My favorite travel writers understand how smell works. They draw attention not just to landscape and culture and history but to the more subtle signs—both pleasant and unpleasant—that let us know where we are. Ian Frazier, in his latest book, Travels in Siberia, describes the peculiarly Russian funk of tea bags, cucumber peels, wet cement, chilly air, and currant jam and concludes with the wonderful exclamation: “The smell of America says, ‘Come in and buy.’ The smell of Russia says, ‘Ladies and gentlemen: Russia!’”
I know just what he means (although I have yet to inhale those soggy-tea-bag and cucumber-peel aromas myself). Traveling years ago in Cuba, then in Hungary just after the fall of the Soviet Union, I noticed the strangest thing: The two places, thousands of miles apart, smelled almost the same, or at least their hotels did. It was the oddest odor, yet unmistakable: institutional, with a hint of old cafeteria food and strong disinfectant. Was this the smell of the Eastern Bloc?
Likewise, when I stayed in cheap motel chains while traveling on a budget in the United States, I noticed that no matter whether I was in Minnesota or Chicago or San Francisco, my room always had a vague petrochemical smell, like a new car.
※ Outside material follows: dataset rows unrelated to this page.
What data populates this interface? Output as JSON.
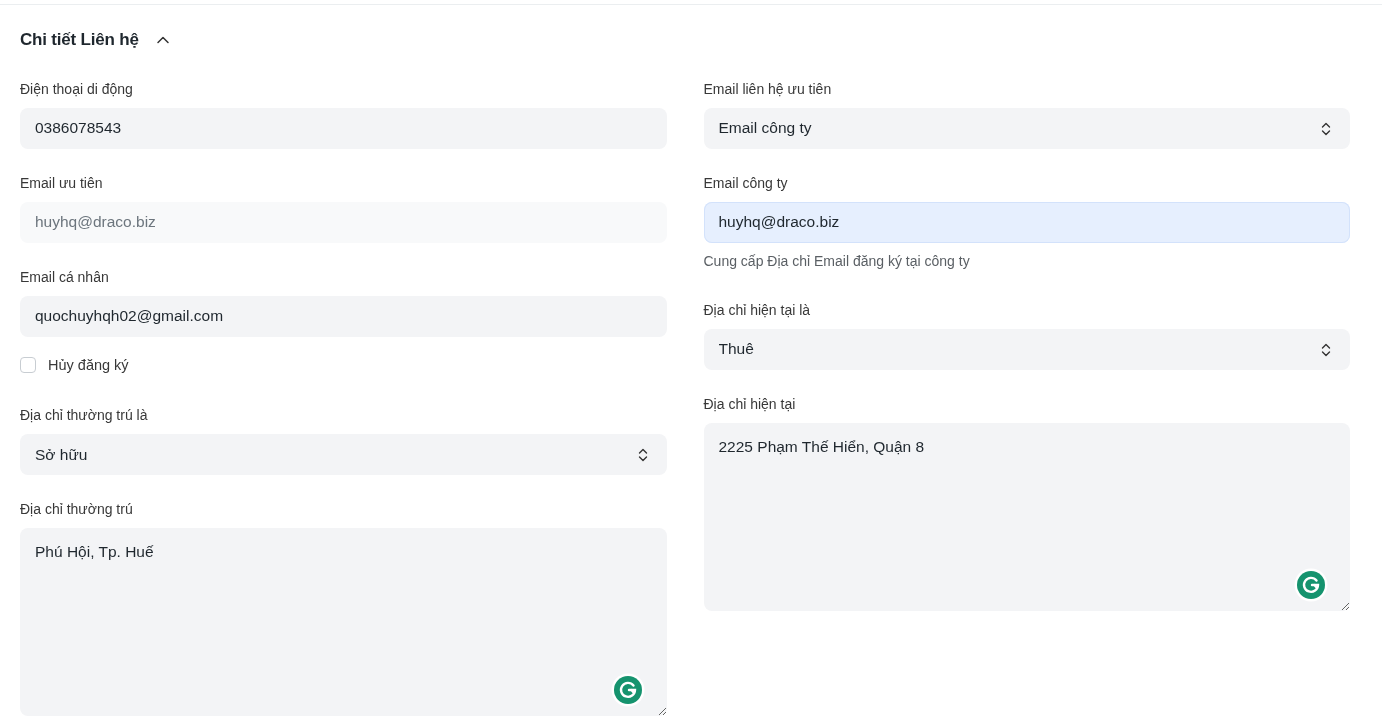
{
  "section": {
    "title": "Chi tiết Liên hệ",
    "expanded": true
  },
  "columns": [
    {
      "fields": [
        {
          "kind": "input",
          "label": "Điện thoại di động",
          "value": "0386078543",
          "disabled": false,
          "focused": false
        },
        {
          "kind": "input",
          "label": "Email ưu tiên",
          "value": "huyhq@draco.biz",
          "disabled": true,
          "focused": false
        },
        {
          "kind": "input",
          "label": "Email cá nhân",
          "value": "quochuyhqh02@gmail.com",
          "disabled": false,
          "focused": false
        },
        {
          "kind": "checkbox",
          "label": "Hủy đăng ký",
          "checked": false
        },
        {
          "kind": "select",
          "label": "Địa chỉ thường trú là",
          "value": "Sở hữu"
        },
        {
          "kind": "textarea",
          "label": "Địa chỉ thường trú",
          "value": "Phú Hội, Tp. Huế"
        }
      ]
    },
    {
      "fields": [
        {
          "kind": "select",
          "label": "Email liên hệ ưu tiên",
          "value": "Email công ty"
        },
        {
          "kind": "input",
          "label": "Email công ty",
          "value": "huyhq@draco.biz",
          "disabled": false,
          "focused": true,
          "help": "Cung cấp Địa chỉ Email đăng ký tại công ty"
        },
        {
          "kind": "select",
          "label": "Địa chỉ hiện tại là",
          "value": "Thuê"
        },
        {
          "kind": "textarea",
          "label": "Địa chỉ hiện tại",
          "value": "2225 Phạm Thế Hiển, Quận 8"
        }
      ]
    }
  ]
}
Blindfold me and put me in one of those rooms, and though I wouldn’t be able to tell you which city I was in, I’d know with certainty that my hotel bill wasn’t going to break the bank.
These particular travel smells represent the opposite of a Tahiti: a sense of no specific place, an anodyne landscape we encounter all too often these days. Over time we travelers become blasé about how our olfactory sense colors our travel experience. The travel industry, however, has caught on. Increasingly, the real smells of life get crowded out by the “Come in and buy!” ones. Just-baked cookie aromas are pumped into airport lounges. Tony resorts extend their branding into the air—and our subconscious—by adding “corporate” fragrances to the climate-control systems.
Airlines eliminate scent entirely in their climate- and pressure-controlled cabins—something I appreciate, since I sometimes spend 18 hours shut up in them. This has another happy consequence: When you exit an airplane’s no-smell zone, anything that hits your nostrils right after carries twice the impact.
Really, I was ready to ditch my flight from Tahiti to Sydney. But as I took one breath and then another, the lush opium of the island slowly turned to powder, like old perfume in the crook of an elbow. I knew then that it would stay with me. Just in case, I bought a box of coconut-oil soap and a bottle of plumeria perfume in one of the airport shops. I then reboarded the plane.
The smell of Australia awaited.
- Nat Geo Expeditions